These issues require an intimate understanding of the law and you should not attempt to defend your case without an experienced lawyer. A trusted lawyer can offer you peace of mind and you will know that you are making the right decision.
AM I ELIGIBLE FOR ARD?
First time DUI offenders, with no significant prior criminal record, are usually eligible for ARD. Unless one of the following applies:
- Arrested for DUI with a minor under 14 in the vehicle;
- Involved in an accident involving personal injury or death to another;
- Received ARD or similar diversionary program prior to this case; or
- Had a DUI within the last ten years.
Contact one of our attorneys to determine your eligibility.
WHAT HAPPENS IN THE ARD PROGRAM?
An attorney can make an application for your entry into the ARD program. The sentencing requirements are greatly reduced for those who enter the program:
- Alcohol and Highway Safety School (minimum 12.5 hours);
- Substance Abuse Treatment as recommended following a CRN and Drug and Alcohol Assessment;
- Six months of Intermediate Punishment (Probation);
- Restitution (payment for property damage);
- Court Costs and Fines ($300.00 – $5,000.00 under the law. Typically no more than $900.00);
- License Suspension.
Depending on the tier of the offense the following will also apply:
First Tier: no license suspension.
Second Tier: 30 days license suspension.
Third Tier: 60 day license suspension. This includes a charge with a refusal of chemical testing or a DUI resulting in accident with non-serious bodily injury or damage to property.
*90 day license suspension if the driver is a minor.
See our web page to learn which tier of offense applies to your case.
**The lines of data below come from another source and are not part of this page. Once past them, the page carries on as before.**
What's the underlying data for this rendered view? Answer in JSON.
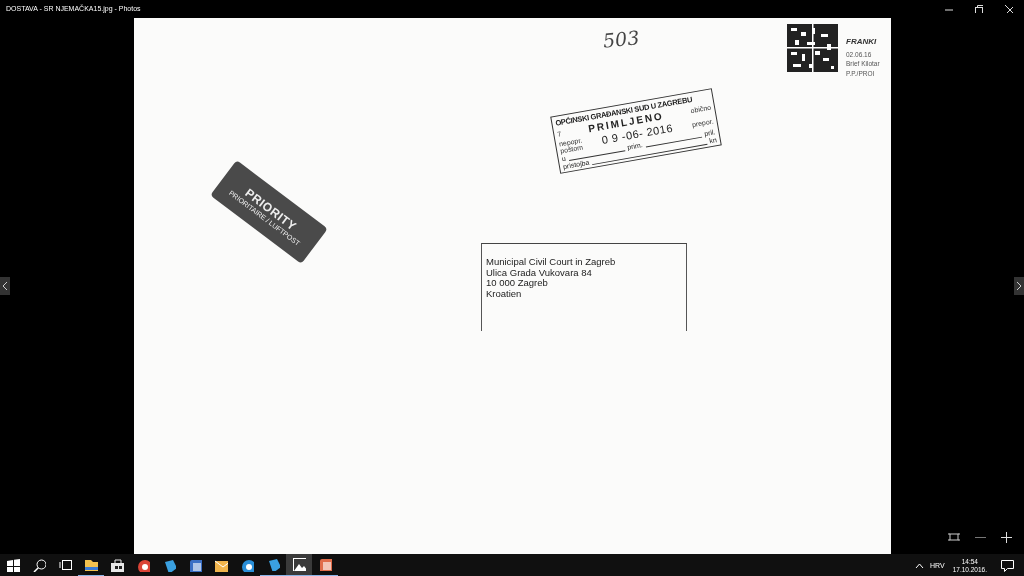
{
  "window": {
    "title": "DOSTAVA - SR NJEMAČKA15.jpg - Photos"
  },
  "document": {
    "handwritten_number": "503",
    "franking": {
      "lines": [
        "FRANKI",
        "02.06.16",
        "Brief Kilotar",
        "P.P./PROI"
      ]
    },
    "priority_label": {
      "title": "PRIORITY",
      "subtitle": "PRIORITAIRE / LUFTPOST"
    },
    "stamp": {
      "court": "OPĆINSKI GRAĐANSKI SUD U ZAGREBU",
      "number": "7",
      "heading": "PRIMLJENO",
      "left_top": "nepopr.",
      "left_bottom": "poštom",
      "date": "0 9 -06- 2016",
      "right_top": "obično",
      "right_bottom": "prepor.",
      "u": "u",
      "prim": "prim.",
      "pril": "pril.",
      "pristojba": "pristojba",
      "kn": "kn"
    },
    "address": [
      "Municipal Civil Court in Zagreb",
      "Ulica Grada Vukovara 84",
      "10 000 Zagreb",
      "Kroatien"
    ]
  },
  "taskbar": {
    "apps": [
      {
        "kind": "folder",
        "running": true,
        "selected": false
      },
      {
        "kind": "store",
        "running": false,
        "selected": false
      },
      {
        "kind": "chrome",
        "running": false,
        "selected": false
      },
      {
        "kind": "blue",
        "running": false,
        "selected": false
      },
      {
        "kind": "word",
        "running": false,
        "selected": false
      },
      {
        "kind": "mail",
        "running": false,
        "selected": false
      },
      {
        "kind": "edge",
        "running": false,
        "selected": false
      },
      {
        "kind": "blue",
        "running": true,
        "selected": false
      },
      {
        "kind": "photos",
        "running": true,
        "selected": true
      },
      {
        "kind": "office",
        "running": true,
        "selected": false
      }
    ],
    "tray": {
      "language": "HRV",
      "time": "14:54",
      "date": "17.10.2016."
    }
  }
}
Understanding PA DUI Laws: A General Overview.
Fortunately, upon successful completion of all program requirements, your criminal record will be “expunged” or destroyed. Employers and private persons will not be able to tell that you were ever arrested for DUI. In most instances, you cannot be compelled to disclose that information to private employers. (You should always ask an attorney about your duty to disclose).
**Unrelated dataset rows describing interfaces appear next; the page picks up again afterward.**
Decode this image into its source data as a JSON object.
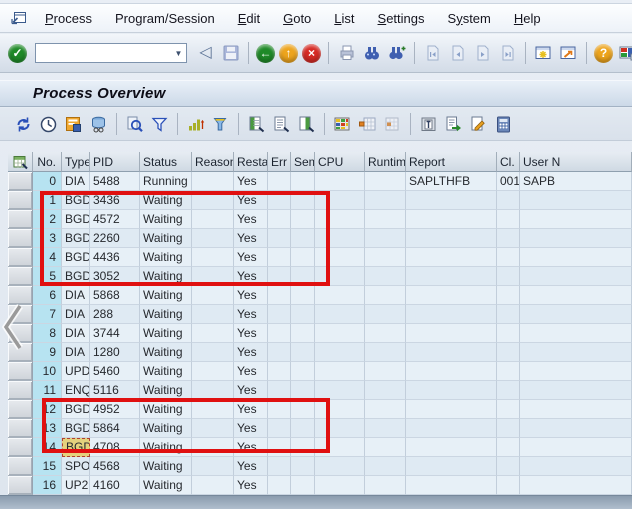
{
  "menubar": {
    "items": [
      {
        "label": "Process",
        "underline": 0
      },
      {
        "label": "Program/Session",
        "underline": 3
      },
      {
        "label": "Edit",
        "underline": 0
      },
      {
        "label": "Goto",
        "underline": 0
      },
      {
        "label": "List",
        "underline": 0
      },
      {
        "label": "Settings",
        "underline": 0
      },
      {
        "label": "System",
        "underline": 1
      },
      {
        "label": "Help",
        "underline": 0
      }
    ]
  },
  "toolbar": {
    "command_field": {
      "value": ""
    },
    "icons": [
      "enter",
      "command-field",
      "collapse",
      "save",
      "back",
      "exit",
      "cancel",
      "print",
      "find",
      "find-next",
      "first-page",
      "previous-page",
      "next-page",
      "last-page",
      "new-session",
      "create-shortcut",
      "help",
      "customize-layout"
    ]
  },
  "titlebar": {
    "title": "Process Overview"
  },
  "app_toolbar": {
    "icons": [
      "refresh",
      "cpu-time",
      "detail-info",
      "process-trace",
      "choose-detail",
      "filter",
      "sort-ascending",
      "sort-descending",
      "list-active",
      "list-all",
      "list-saved",
      "grid-view",
      "insert-column",
      "remove-column",
      "terminate-process",
      "export",
      "change",
      "calculator"
    ]
  },
  "table": {
    "columns": [
      "No.",
      "Type",
      "PID",
      "Status",
      "Reason",
      "Resta...",
      "Err",
      "Sem",
      "CPU",
      "Runtim...",
      "Report",
      "Cl.",
      "User N"
    ],
    "rows": [
      {
        "no": "0",
        "type": "DIA",
        "pid": "5488",
        "status": "Running",
        "reason": "",
        "restart": "Yes",
        "err": "",
        "sem": "",
        "cpu": "",
        "runtime": "",
        "report": "SAPLTHFB",
        "cl": "001",
        "user": "SAPB"
      },
      {
        "no": "1",
        "type": "BGD",
        "pid": "3436",
        "status": "Waiting",
        "reason": "",
        "restart": "Yes",
        "err": "",
        "sem": "",
        "cpu": "",
        "runtime": "",
        "report": "",
        "cl": "",
        "user": ""
      },
      {
        "no": "2",
        "type": "BGD",
        "pid": "4572",
        "status": "Waiting",
        "reason": "",
        "restart": "Yes",
        "err": "",
        "sem": "",
        "cpu": "",
        "runtime": "",
        "report": "",
        "cl": "",
        "user": ""
      },
      {
        "no": "3",
        "type": "BGD",
        "pid": "2260",
        "status": "Waiting",
        "reason": "",
        "restart": "Yes",
        "err": "",
        "sem": "",
        "cpu": "",
        "runtime": "",
        "report": "",
        "cl": "",
        "user": ""
      },
      {
        "no": "4",
        "type": "BGD",
        "pid": "4436",
        "status": "Waiting",
        "reason": "",
        "restart": "Yes",
        "err": "",
        "sem": "",
        "cpu": "",
        "runtime": "",
        "report": "",
        "cl": "",
        "user": ""
      },
      {
        "no": "5",
        "type": "BGD",
        "pid": "3052",
        "status": "Waiting",
        "reason": "",
        "restart": "Yes",
        "err": "",
        "sem": "",
        "cpu": "",
        "runtime": "",
        "report": "",
        "cl": "",
        "user": ""
      },
      {
        "no": "6",
        "type": "DIA",
        "pid": "5868",
        "status": "Waiting",
        "reason": "",
        "restart": "Yes",
        "err": "",
        "sem": "",
        "cpu": "",
        "runtime": "",
        "report": "",
        "cl": "",
        "user": ""
      },
      {
        "no": "7",
        "type": "DIA",
        "pid": "288",
        "status": "Waiting",
        "reason": "",
        "restart": "Yes",
        "err": "",
        "sem": "",
        "cpu": "",
        "runtime": "",
        "report": "",
        "cl": "",
        "user": ""
      },
      {
        "no": "8",
        "type": "DIA",
        "pid": "3744",
        "status": "Waiting",
        "reason": "",
        "restart": "Yes",
        "err": "",
        "sem": "",
        "cpu": "",
        "runtime": "",
        "report": "",
        "cl": "",
        "user": ""
      },
      {
        "no": "9",
        "type": "DIA",
        "pid": "1280",
        "status": "Waiting",
        "reason": "",
        "restart": "Yes",
        "err": "",
        "sem": "",
        "cpu": "",
        "runtime": "",
        "report": "",
        "cl": "",
        "user": ""
      },
      {
        "no": "10",
        "type": "UPD",
        "pid": "5460",
        "status": "Waiting",
        "reason": "",
        "restart": "Yes",
        "err": "",
        "sem": "",
        "cpu": "",
        "runtime": "",
        "report": "",
        "cl": "",
        "user": ""
      },
      {
        "no": "11",
        "type": "ENQ",
        "pid": "5116",
        "status": "Waiting",
        "reason": "",
        "restart": "Yes",
        "err": "",
        "sem": "",
        "cpu": "",
        "runtime": "",
        "report": "",
        "cl": "",
        "user": ""
      },
      {
        "no": "12",
        "type": "BGD",
        "pid": "4952",
        "status": "Waiting",
        "reason": "",
        "restart": "Yes",
        "err": "",
        "sem": "",
        "cpu": "",
        "runtime": "",
        "report": "",
        "cl": "",
        "user": ""
      },
      {
        "no": "13",
        "type": "BGD",
        "pid": "5864",
        "status": "Waiting",
        "reason": "",
        "restart": "Yes",
        "err": "",
        "sem": "",
        "cpu": "",
        "runtime": "",
        "report": "",
        "cl": "",
        "user": ""
      },
      {
        "no": "14",
        "type": "BGD",
        "pid": "4708",
        "status": "Waiting",
        "reason": "",
        "restart": "Yes",
        "err": "",
        "sem": "",
        "cpu": "",
        "runtime": "",
        "report": "",
        "cl": "",
        "user": ""
      },
      {
        "no": "15",
        "type": "SPO",
        "pid": "4568",
        "status": "Waiting",
        "reason": "",
        "restart": "Yes",
        "err": "",
        "sem": "",
        "cpu": "",
        "runtime": "",
        "report": "",
        "cl": "",
        "user": ""
      },
      {
        "no": "16",
        "type": "UP2",
        "pid": "4160",
        "status": "Waiting",
        "reason": "",
        "restart": "Yes",
        "err": "",
        "sem": "",
        "cpu": "",
        "runtime": "",
        "report": "",
        "cl": "",
        "user": ""
      }
    ],
    "selected_cell": {
      "row_no": "14",
      "field": "type",
      "highlight_color": "#e4d27d"
    }
  },
  "annotations": {
    "color": "#e01010",
    "boxes": [
      {
        "label": "highlight-rows-1-5",
        "rows": "1-5"
      },
      {
        "label": "highlight-rows-12-14",
        "rows": "12-14"
      }
    ]
  }
}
These requirements may vary depending on your unique circumstances and the county in which you case was filed.
Pennsylvania DUI law is complex and has many exceptions. Please do not attempt to defend yourself. Contact an experienced defense attorney. None of the above information should be taken as complete legal advice.